Exercise brief: Copy every line from the records below that carries the word "Henryetta".

■ ■ ■ ■ ■ ■ ■

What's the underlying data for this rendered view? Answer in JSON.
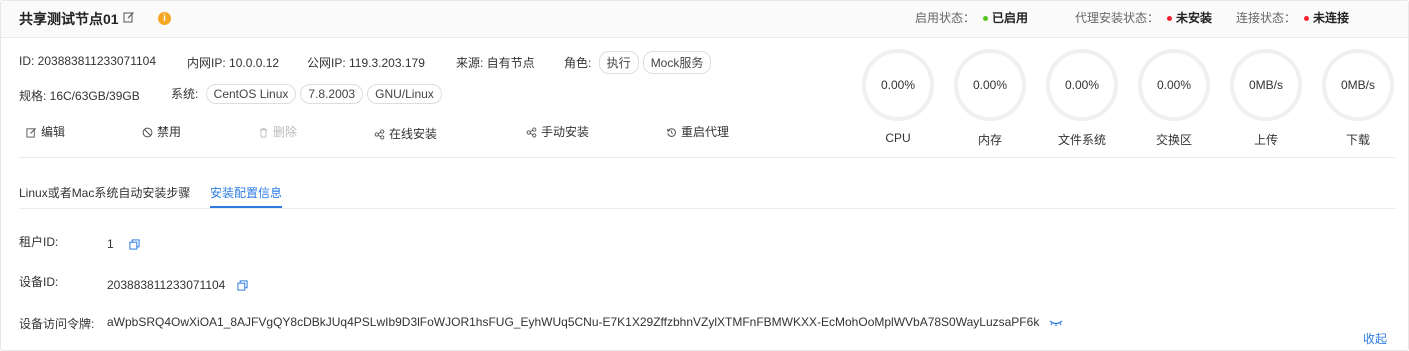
{
  "header": {
    "title": "共享测试节点01",
    "enable_status_label": "启用状态：",
    "enable_status_value": "已启用",
    "agent_status_label": "代理安装状态：",
    "agent_status_value": "未安装",
    "conn_status_label": "连接状态：",
    "conn_status_value": "未连接",
    "colors": {
      "ok": "#52c41a",
      "error": "#f5222d",
      "warn": "#f5a623",
      "accent": "#2d7de0"
    }
  },
  "info": {
    "id_label": "ID: ",
    "id_value": "203883811233071104",
    "inner_ip_label": "内网IP: ",
    "inner_ip_value": "10.0.0.12",
    "public_ip_label": "公网IP: ",
    "public_ip_value": "119.3.203.179",
    "source_label": "来源: ",
    "source_value": "自有节点",
    "role_label": "角色: ",
    "role_tags": [
      "执行",
      "Mock服务"
    ],
    "spec_label": "规格: ",
    "spec_value": "16C/63GB/39GB",
    "system_label": "系统: ",
    "system_tags": [
      "CentOS Linux",
      "7.8.2003",
      "GNU/Linux"
    ]
  },
  "actions": {
    "edit": "编辑",
    "disable": "禁用",
    "delete": "删除",
    "online_install": "在线安装",
    "manual_install": "手动安装",
    "restart_agent": "重启代理"
  },
  "metrics": [
    {
      "value": "0.00%",
      "label": "CPU"
    },
    {
      "value": "0.00%",
      "label": "内存"
    },
    {
      "value": "0.00%",
      "label": "文件系统"
    },
    {
      "value": "0.00%",
      "label": "交换区"
    },
    {
      "value": "0MB/s",
      "label": "上传"
    },
    {
      "value": "0MB/s",
      "label": "下载"
    }
  ],
  "tabs": [
    {
      "label": "Linux或者Mac系统自动安装步骤",
      "active": false
    },
    {
      "label": "安装配置信息",
      "active": true
    }
  ],
  "config": {
    "tenant_id_label": "租户ID:",
    "tenant_id_value": "1",
    "device_id_label": "设备ID:",
    "device_id_value": "203883811233071104",
    "token_label": "设备访问令牌:",
    "token_value": "aWpbSRQ4OwXiOA1_8AJFVgQY8cDBkJUq4PSLwIb9D3lFoWJOR1hsFUG_EyhWUq5CNu-E7K1X29ZffzbhnVZylXTMFnFBMWKXX-EcMohOoMplWVbA78S0WayLuzsaPF6k"
  },
  "footer": {
    "collapse": "收起"
  },
  "icons": [
    "edit-icon",
    "info-icon",
    "ban-icon",
    "trash-icon",
    "share-icon",
    "restart-icon",
    "copy-icon",
    "eye-closed-icon"
  ]
}
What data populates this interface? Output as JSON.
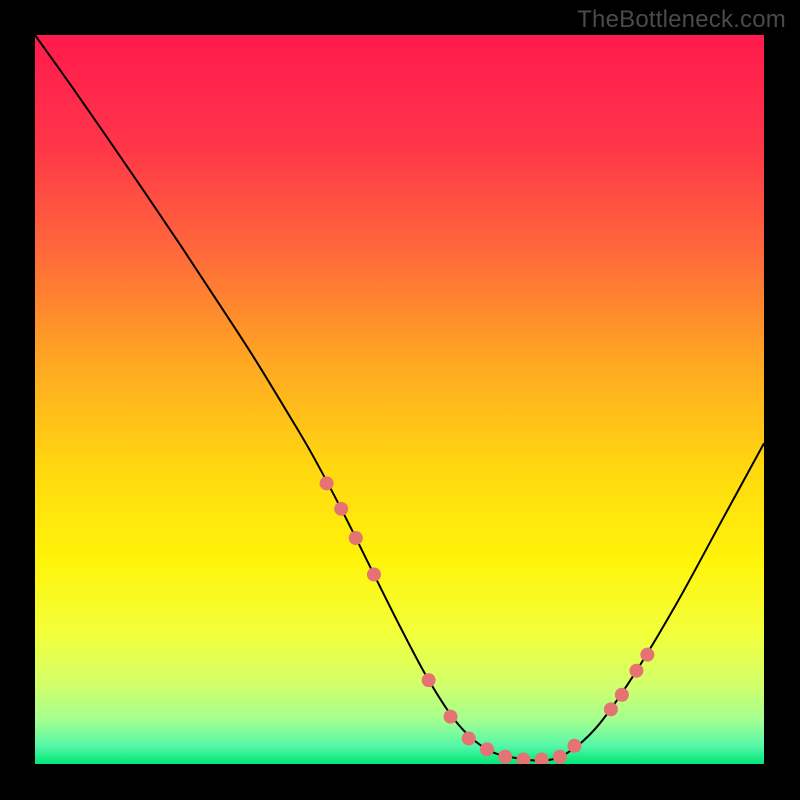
{
  "watermark": "TheBottleneck.com",
  "chart_data": {
    "type": "line",
    "title": "",
    "xlabel": "",
    "ylabel": "",
    "xlim": [
      0,
      100
    ],
    "ylim": [
      0,
      100
    ],
    "background": {
      "type": "vertical-gradient",
      "stops": [
        {
          "offset": 0.0,
          "color": "#ff1a4d"
        },
        {
          "offset": 0.15,
          "color": "#ff3549"
        },
        {
          "offset": 0.3,
          "color": "#ff6a3a"
        },
        {
          "offset": 0.45,
          "color": "#ffa822"
        },
        {
          "offset": 0.6,
          "color": "#ffd90f"
        },
        {
          "offset": 0.72,
          "color": "#fff40a"
        },
        {
          "offset": 0.82,
          "color": "#f3ff3a"
        },
        {
          "offset": 0.89,
          "color": "#d3ff6a"
        },
        {
          "offset": 0.94,
          "color": "#a3ff90"
        },
        {
          "offset": 0.975,
          "color": "#55f7a8"
        },
        {
          "offset": 1.0,
          "color": "#00e676"
        }
      ]
    },
    "series": [
      {
        "name": "bottleneck-curve",
        "color": "#000000",
        "width": 2,
        "x": [
          0.0,
          5.0,
          10.0,
          15.0,
          20.0,
          25.0,
          30.0,
          35.0,
          38.0,
          42.0,
          46.0,
          50.0,
          54.0,
          58.0,
          62.0,
          66.0,
          70.0,
          73.0,
          77.0,
          82.0,
          88.0,
          94.0,
          100.0
        ],
        "y": [
          100.0,
          93.0,
          85.8,
          78.5,
          71.1,
          63.5,
          55.8,
          47.6,
          42.5,
          35.0,
          27.0,
          19.0,
          11.5,
          5.5,
          2.0,
          0.8,
          0.5,
          1.5,
          5.0,
          12.0,
          22.0,
          33.0,
          44.0
        ]
      }
    ],
    "markers": {
      "name": "highlight-points",
      "color": "#e57373",
      "radius": 7,
      "points": [
        {
          "x": 40.0,
          "y": 38.5
        },
        {
          "x": 42.0,
          "y": 35.0
        },
        {
          "x": 44.0,
          "y": 31.0
        },
        {
          "x": 46.5,
          "y": 26.0
        },
        {
          "x": 54.0,
          "y": 11.5
        },
        {
          "x": 57.0,
          "y": 6.5
        },
        {
          "x": 59.5,
          "y": 3.5
        },
        {
          "x": 62.0,
          "y": 2.0
        },
        {
          "x": 64.5,
          "y": 1.0
        },
        {
          "x": 67.0,
          "y": 0.6
        },
        {
          "x": 69.5,
          "y": 0.6
        },
        {
          "x": 72.0,
          "y": 1.0
        },
        {
          "x": 74.0,
          "y": 2.5
        },
        {
          "x": 79.0,
          "y": 7.5
        },
        {
          "x": 80.5,
          "y": 9.5
        },
        {
          "x": 82.5,
          "y": 12.8
        },
        {
          "x": 84.0,
          "y": 15.0
        }
      ]
    }
  }
}
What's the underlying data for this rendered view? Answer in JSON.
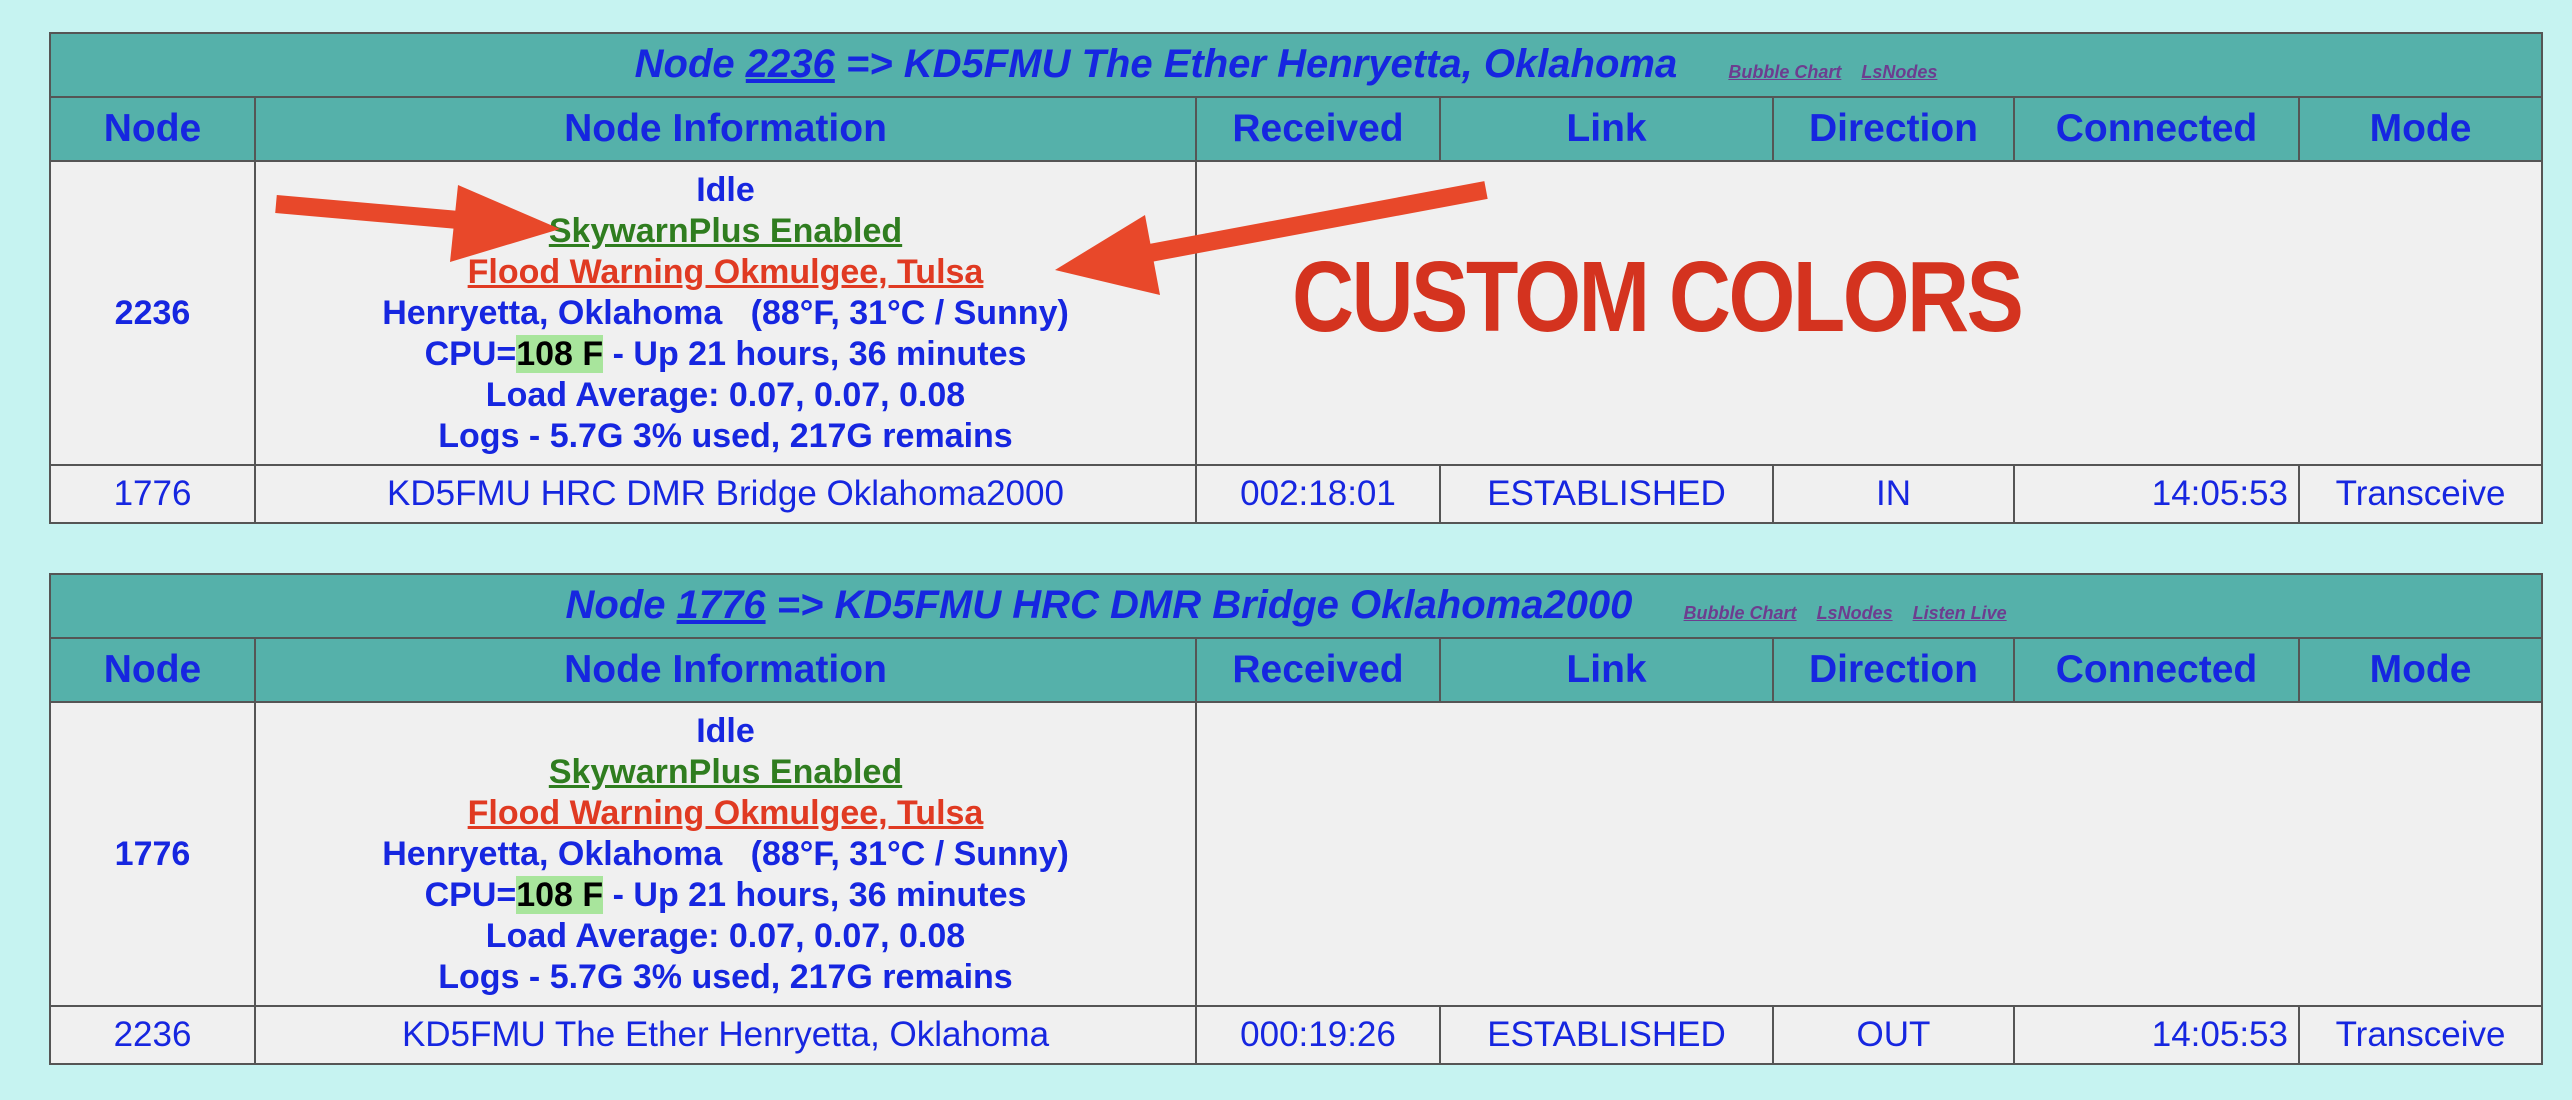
{
  "tables": [
    {
      "title_prefix": "Node ",
      "title_node": "2236",
      "title_suffix": " => KD5FMU The Ether Henryetta, Oklahoma",
      "links": [
        "Bubble Chart",
        "LsNodes"
      ],
      "headers": [
        "Node",
        "Node Information",
        "Received",
        "Link",
        "Direction",
        "Connected",
        "Mode"
      ],
      "node": "2236",
      "info": {
        "status": "Idle",
        "skywarn": "SkywarnPlus Enabled",
        "flood": "Flood Warning Okmulgee, Tulsa",
        "weather": "Henryetta, Oklahoma   (88°F, 31°C / Sunny)",
        "cpu_prefix": "CPU=",
        "cpu_temp": "108 F",
        "cpu_suffix": " - Up 21 hours, 36 minutes",
        "load": "Load Average: 0.07, 0.07, 0.08",
        "logs": "Logs - 5.7G 3% used, 217G remains"
      },
      "link_row": {
        "node": "1776",
        "info": "KD5FMU HRC DMR Bridge Oklahoma2000",
        "received": "002:18:01",
        "link": "ESTABLISHED",
        "direction": "IN",
        "connected": "14:05:53",
        "mode": "Transceive"
      }
    },
    {
      "title_prefix": "Node ",
      "title_node": "1776",
      "title_suffix": " => KD5FMU HRC DMR Bridge Oklahoma2000",
      "links": [
        "Bubble Chart",
        "LsNodes",
        "Listen Live"
      ],
      "headers": [
        "Node",
        "Node Information",
        "Received",
        "Link",
        "Direction",
        "Connected",
        "Mode"
      ],
      "node": "1776",
      "info": {
        "status": "Idle",
        "skywarn": "SkywarnPlus Enabled",
        "flood": "Flood Warning Okmulgee, Tulsa",
        "weather": "Henryetta, Oklahoma   (88°F, 31°C / Sunny)",
        "cpu_prefix": "CPU=",
        "cpu_temp": "108 F",
        "cpu_suffix": " - Up 21 hours, 36 minutes",
        "load": "Load Average: 0.07, 0.07, 0.08",
        "logs": "Logs - 5.7G 3% used, 217G remains"
      },
      "link_row": {
        "node": "2236",
        "info": "KD5FMU The Ether Henryetta, Oklahoma",
        "received": "000:19:26",
        "link": "ESTABLISHED",
        "direction": "OUT",
        "connected": "14:05:53",
        "mode": "Transceive"
      }
    }
  ],
  "annotation": {
    "text": "CUSTOM COLORS",
    "color": "#d4331f"
  },
  "colors": {
    "page_bg": "#c6f3f1",
    "header_bg": "#55b1aa",
    "text_blue": "#1626e0",
    "skywarn_green": "#2f7d1f",
    "flood_red": "#e03a22",
    "temp_highlight": "#a8e59c",
    "link_purple": "#6d3d8f"
  }
}
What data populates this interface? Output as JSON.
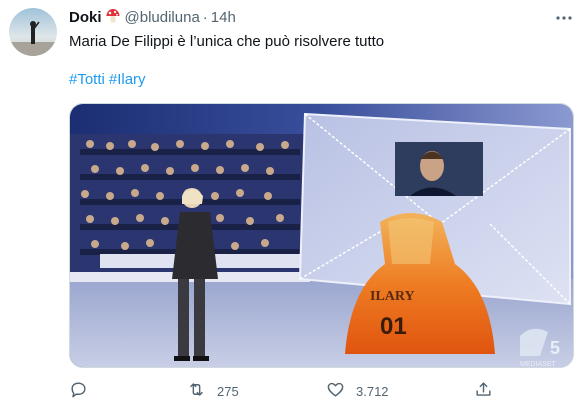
{
  "author": {
    "name": "Doki",
    "badge_icon": "mushroom-emoji",
    "handle": "@bludiluna",
    "separator": "·",
    "time": "14h"
  },
  "tweet": {
    "text": "Maria De Filippi è l’unica che può risolvere tutto",
    "hashtags": [
      "#Totti",
      "#Ilary"
    ]
  },
  "media": {
    "hoodie_text": "ILARY",
    "hoodie_number": "01",
    "watermark": "MEDIASET"
  },
  "actions": {
    "reply": {
      "icon": "reply-icon",
      "count": ""
    },
    "retweet": {
      "icon": "retweet-icon",
      "count": "275"
    },
    "like": {
      "icon": "heart-icon",
      "count": "3.712"
    },
    "share": {
      "icon": "share-icon",
      "count": ""
    }
  },
  "colors": {
    "link": "#1d9bf0",
    "secondary_text": "#536471",
    "primary_text": "#0f1419"
  }
}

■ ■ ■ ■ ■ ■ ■

Reply:
      "title_suffix": " => KD5FMU The Ether Henryetta, Oklahoma",
        "weather": "Henryetta, Oklahoma   (88°F, 31°C / Sunny)",
        "weather": "Henryetta, Oklahoma   (88°F, 31°C / Sunny)",
        "info": "KD5FMU The Ether Henryetta, Oklahoma",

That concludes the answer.